"For us to have success again, I think our power play has to be a big part of it. I think we have enough guys that we can throw a couple good power plays out there," Waddell said. "Watching him, the way he controls the blue line, he keeps teams on the edge because he's not just a straight shooter. He's a guy who can make plays with the puck. Knowing the forwards we have that he can get the puck to, I feel very comfortable that he'll be a big addition for us on the power play."
Gleason Weighs in on Gardiner
Hurricanes Director of Defenseman Development Tim Gleason played in 39 games with the Maple Leafs after being traded to Toronto on Jan. 1, 2014. The 2013-14 season was Gardiner's third in the NHL, and Gleason joked he played with him "before he had facial hair."
Quips aside, Gleason had this to say about the latest addition to the Canes' blue line: "He's an offensive threat. He puts up the points. He's a good power play guy. He can skate well. He's got some playoff experience, as well. I think he'll be a great fit. It will be a big boost, especially on the offensive side of things. He can definitely move and skate with the puck. He's also a great person, too."
Thumbs up from No. 6.
Van Riemsdyk Still Recovering
Defenseman Trevor van Riemsdyk underwent surgery on his left shoulder in early May after suffering an injury in the first period of Game 2 in the Second Round of the playoffs. His recovery time was estimated at four to six months, and the Hurricanes don't expect van Riemsdyk to take contact at the outset of camp.
"I don't expect him to be ready for the start of the season," Waddell said. "It just depends on how things go for him. There's no reason to rush him back in game one or game two. It's a long season. If we're going to go deep, we're going to need him. We'll be very patient."

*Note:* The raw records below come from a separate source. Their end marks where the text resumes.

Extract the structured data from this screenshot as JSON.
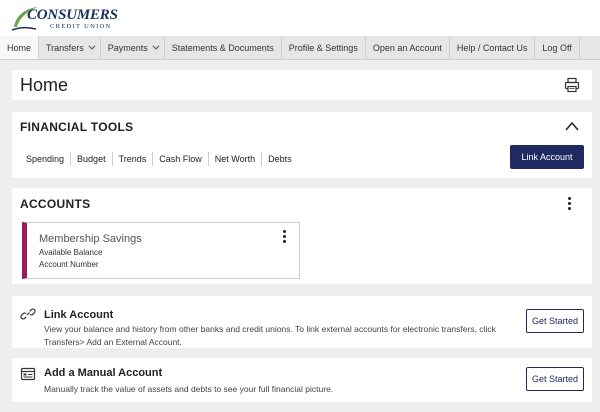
{
  "brand": {
    "name": "CONSUMERS",
    "tagline": "CREDIT UNION"
  },
  "nav": {
    "items": [
      {
        "label": "Home",
        "active": true
      },
      {
        "label": "Transfers",
        "dropdown": true
      },
      {
        "label": "Payments",
        "dropdown": true
      },
      {
        "label": "Statements & Documents"
      },
      {
        "label": "Profile & Settings"
      },
      {
        "label": "Open an Account"
      },
      {
        "label": "Help / Contact Us"
      },
      {
        "label": "Log Off"
      }
    ]
  },
  "page": {
    "title": "Home"
  },
  "financial_tools": {
    "title": "FINANCIAL TOOLS",
    "links": [
      "Spending",
      "Budget",
      "Trends",
      "Cash Flow",
      "Net Worth",
      "Debts"
    ],
    "cta_label": "Link Account"
  },
  "accounts": {
    "title": "ACCOUNTS",
    "items": [
      {
        "name": "Membership Savings",
        "line1": "Available Balance",
        "line2": "Account Number"
      }
    ]
  },
  "link_account": {
    "title": "Link Account",
    "description": "View your balance and history from other banks and credit unions. To link external accounts for electronic transfers, click Transfers> Add an External Account.",
    "button_label": "Get Started"
  },
  "manual_account": {
    "title": "Add a Manual Account",
    "description": "Manually track the value of assets and debts to see your full financial picture.",
    "button_label": "Get Started"
  },
  "colors": {
    "primary": "#1f2a60",
    "account_accent": "#9b1c5a",
    "logo_green": "#6aa84f",
    "logo_navy": "#1a3262"
  },
  "icons": {
    "print": "printer-icon",
    "collapse": "chevron-up-icon",
    "kebab": "kebab-menu-icon",
    "link": "link-icon",
    "manual": "ledger-icon"
  }
}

For the first time in quite some time, the Hurricanes enter training camp with expectations. After a run to the Eastern Conference Final, the questions no longer are about ending a painful, exasperating playoff drought but rather about how the team can build off the wave of momentum from a season ago.

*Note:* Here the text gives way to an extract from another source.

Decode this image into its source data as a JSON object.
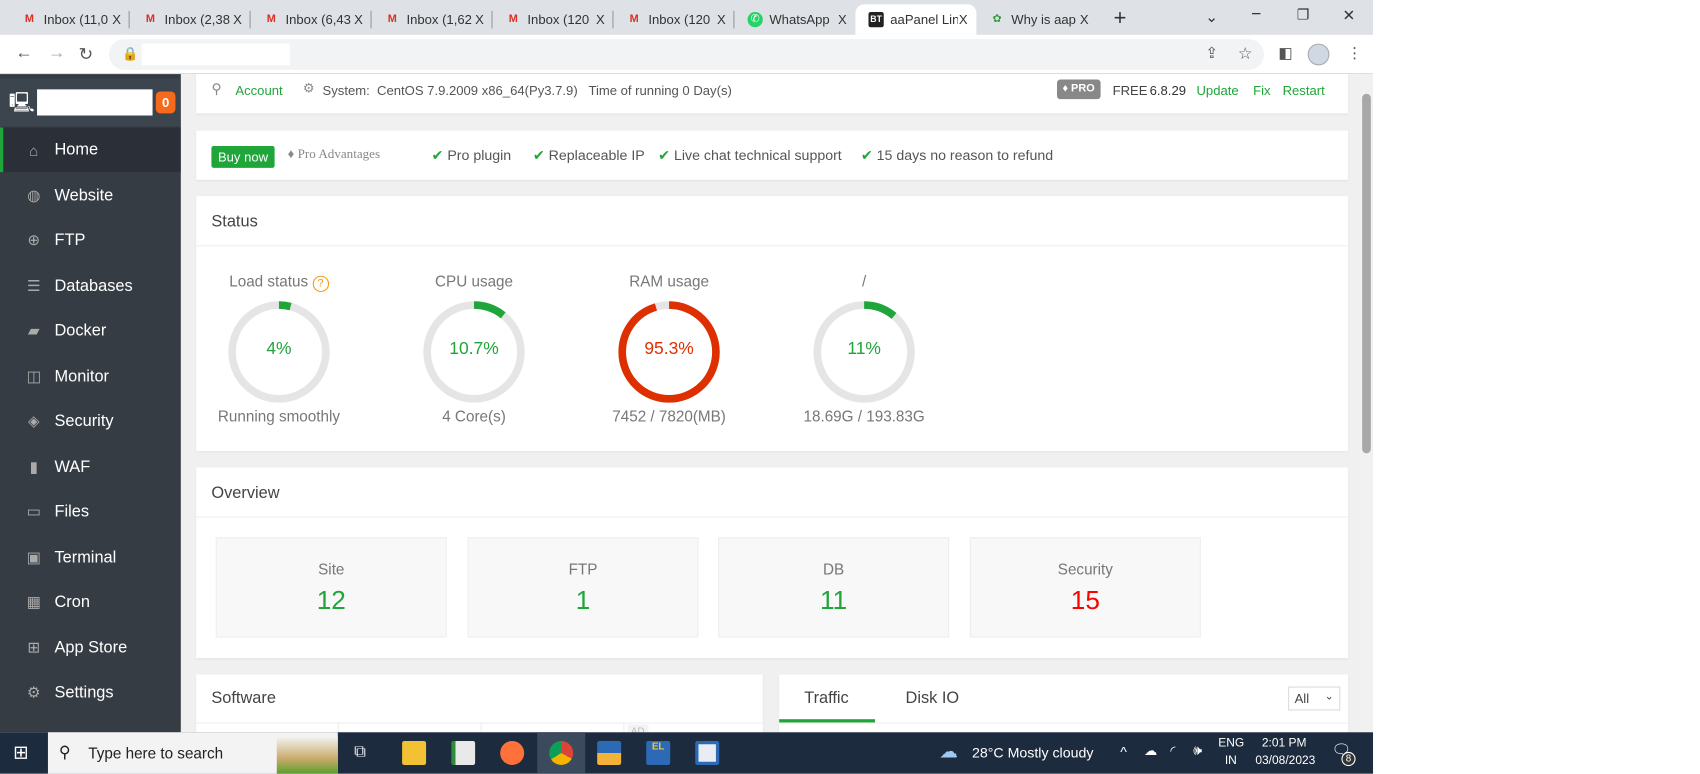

"Teams are going to look at you a little differently, maybe respect you a little more and know they have to give their best," Jordan Staal said at Media Day. "That just means we have to keep raising the bar and keep pushing each other to raise our own expectations."
Time for the first whistle of camp. Let's go.